╭─ DATA UNDER STUDY

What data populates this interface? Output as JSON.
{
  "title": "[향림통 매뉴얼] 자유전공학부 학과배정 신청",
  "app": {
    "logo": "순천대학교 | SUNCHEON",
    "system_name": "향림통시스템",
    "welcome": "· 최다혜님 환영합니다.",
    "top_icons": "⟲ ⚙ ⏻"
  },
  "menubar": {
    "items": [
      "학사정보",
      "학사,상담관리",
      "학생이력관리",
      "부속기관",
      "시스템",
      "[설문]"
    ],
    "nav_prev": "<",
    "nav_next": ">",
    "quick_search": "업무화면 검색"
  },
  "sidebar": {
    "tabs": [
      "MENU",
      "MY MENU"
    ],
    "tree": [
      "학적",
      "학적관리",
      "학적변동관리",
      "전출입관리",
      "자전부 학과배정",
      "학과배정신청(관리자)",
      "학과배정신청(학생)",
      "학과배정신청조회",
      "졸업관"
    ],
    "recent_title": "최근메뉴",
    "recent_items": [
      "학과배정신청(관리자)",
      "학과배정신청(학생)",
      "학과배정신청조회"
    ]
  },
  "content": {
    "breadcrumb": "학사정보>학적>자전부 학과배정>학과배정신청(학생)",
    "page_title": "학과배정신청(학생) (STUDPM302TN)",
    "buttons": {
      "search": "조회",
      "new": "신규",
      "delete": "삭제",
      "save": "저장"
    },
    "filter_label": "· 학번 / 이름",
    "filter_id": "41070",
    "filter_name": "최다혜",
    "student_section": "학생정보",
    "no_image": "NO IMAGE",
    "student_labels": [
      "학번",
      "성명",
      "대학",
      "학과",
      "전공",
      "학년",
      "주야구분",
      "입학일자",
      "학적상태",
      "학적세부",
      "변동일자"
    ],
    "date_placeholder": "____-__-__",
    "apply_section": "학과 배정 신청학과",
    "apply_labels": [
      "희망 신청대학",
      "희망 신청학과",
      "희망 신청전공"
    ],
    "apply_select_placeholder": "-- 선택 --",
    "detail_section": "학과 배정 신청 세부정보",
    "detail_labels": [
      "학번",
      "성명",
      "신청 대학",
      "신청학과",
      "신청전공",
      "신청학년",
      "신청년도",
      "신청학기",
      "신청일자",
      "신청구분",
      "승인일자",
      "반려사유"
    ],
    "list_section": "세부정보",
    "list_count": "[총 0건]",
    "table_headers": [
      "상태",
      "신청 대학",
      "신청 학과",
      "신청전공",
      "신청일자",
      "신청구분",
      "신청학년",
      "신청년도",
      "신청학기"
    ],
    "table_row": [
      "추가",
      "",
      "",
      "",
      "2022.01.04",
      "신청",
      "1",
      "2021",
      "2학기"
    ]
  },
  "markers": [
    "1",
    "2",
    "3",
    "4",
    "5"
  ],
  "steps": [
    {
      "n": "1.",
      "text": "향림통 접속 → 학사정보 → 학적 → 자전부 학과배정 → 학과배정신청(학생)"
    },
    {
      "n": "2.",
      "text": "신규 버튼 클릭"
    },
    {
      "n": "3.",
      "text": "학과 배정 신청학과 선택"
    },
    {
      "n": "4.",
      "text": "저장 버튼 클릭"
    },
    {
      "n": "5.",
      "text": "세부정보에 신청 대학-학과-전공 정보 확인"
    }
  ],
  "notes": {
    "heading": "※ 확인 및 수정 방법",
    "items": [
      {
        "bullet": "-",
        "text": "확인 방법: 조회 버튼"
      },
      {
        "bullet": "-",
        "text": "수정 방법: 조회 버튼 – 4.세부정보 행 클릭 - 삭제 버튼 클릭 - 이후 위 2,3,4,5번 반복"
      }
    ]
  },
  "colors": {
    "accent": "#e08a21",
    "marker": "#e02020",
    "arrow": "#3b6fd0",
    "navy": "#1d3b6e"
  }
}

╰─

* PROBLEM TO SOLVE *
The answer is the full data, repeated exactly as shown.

* ANSWER TO THIS TASK *
What data populates this interface? Output as JSON.
{
  "title": "[향림통 매뉴얼] 자유전공학부 학과배정 신청",
  "app": {
    "logo": "순천대학교 | SUNCHEON",
    "system_name": "향림통시스템",
    "welcome": "· 최다혜님 환영합니다.",
    "top_icons": "⟲ ⚙ ⏻"
  },
  "menubar": {
    "items": [
      "학사정보",
      "학사,상담관리",
      "학생이력관리",
      "부속기관",
      "시스템",
      "[설문]"
    ],
    "nav_prev": "<",
    "nav_next": ">",
    "quick_search": "업무화면 검색"
  },
  "sidebar": {
    "tabs": [
      "MENU",
      "MY MENU"
    ],
    "tree": [
      "학적",
      "학적관리",
      "학적변동관리",
      "전출입관리",
      "자전부 학과배정",
      "학과배정신청(관리자)",
      "학과배정신청(학생)",
      "학과배정신청조회",
      "졸업관"
    ],
    "recent_title": "최근메뉴",
    "recent_items": [
      "학과배정신청(관리자)",
      "학과배정신청(학생)",
      "학과배정신청조회"
    ]
  },
  "content": {
    "breadcrumb": "학사정보>학적>자전부 학과배정>학과배정신청(학생)",
    "page_title": "학과배정신청(학생) (STUDPM302TN)",
    "buttons": {
      "search": "조회",
      "new": "신규",
      "delete": "삭제",
      "save": "저장"
    },
    "filter_label": "· 학번 / 이름",
    "filter_id": "41070",
    "filter_name": "최다혜",
    "student_section": "학생정보",
    "no_image": "NO IMAGE",
    "student_labels": [
      "학번",
      "성명",
      "대학",
      "학과",
      "전공",
      "학년",
      "주야구분",
      "입학일자",
      "학적상태",
      "학적세부",
      "변동일자"
    ],
    "date_placeholder": "____-__-__",
    "apply_section": "학과 배정 신청학과",
    "apply_labels": [
      "희망 신청대학",
      "희망 신청학과",
      "희망 신청전공"
    ],
    "apply_select_placeholder": "-- 선택 --",
    "detail_section": "학과 배정 신청 세부정보",
    "detail_labels": [
      "학번",
      "성명",
      "신청 대학",
      "신청학과",
      "신청전공",
      "신청학년",
      "신청년도",
      "신청학기",
      "신청일자",
      "신청구분",
      "승인일자",
      "반려사유"
    ],
    "list_section": "세부정보",
    "list_count": "[총 0건]",
    "table_headers": [
      "상태",
      "신청 대학",
      "신청 학과",
      "신청전공",
      "신청일자",
      "신청구분",
      "신청학년",
      "신청년도",
      "신청학기"
    ],
    "table_row": [
      "추가",
      "",
      "",
      "",
      "2022.01.04",
      "신청",
      "1",
      "2021",
      "2학기"
    ]
  },
  "markers": [
    "1",
    "2",
    "3",
    "4",
    "5"
  ],
  "steps": [
    {
      "n": "1.",
      "text": "향림통 접속 → 학사정보 → 학적 → 자전부 학과배정 → 학과배정신청(학생)"
    },
    {
      "n": "2.",
      "text": "신규 버튼 클릭"
    },
    {
      "n": "3.",
      "text": "학과 배정 신청학과 선택"
    },
    {
      "n": "4.",
      "text": "저장 버튼 클릭"
    },
    {
      "n": "5.",
      "text": "세부정보에 신청 대학-학과-전공 정보 확인"
    }
  ],
  "notes": {
    "heading": "※ 확인 및 수정 방법",
    "items": [
      {
        "bullet": "-",
        "text": "확인 방법: 조회 버튼"
      },
      {
        "bullet": "-",
        "text": "수정 방법: 조회 버튼 – 4.세부정보 행 클릭 - 삭제 버튼 클릭 - 이후 위 2,3,4,5번 반복"
      }
    ]
  },
  "colors": {
    "accent": "#e08a21",
    "marker": "#e02020",
    "arrow": "#3b6fd0",
    "navy": "#1d3b6e"
  }
}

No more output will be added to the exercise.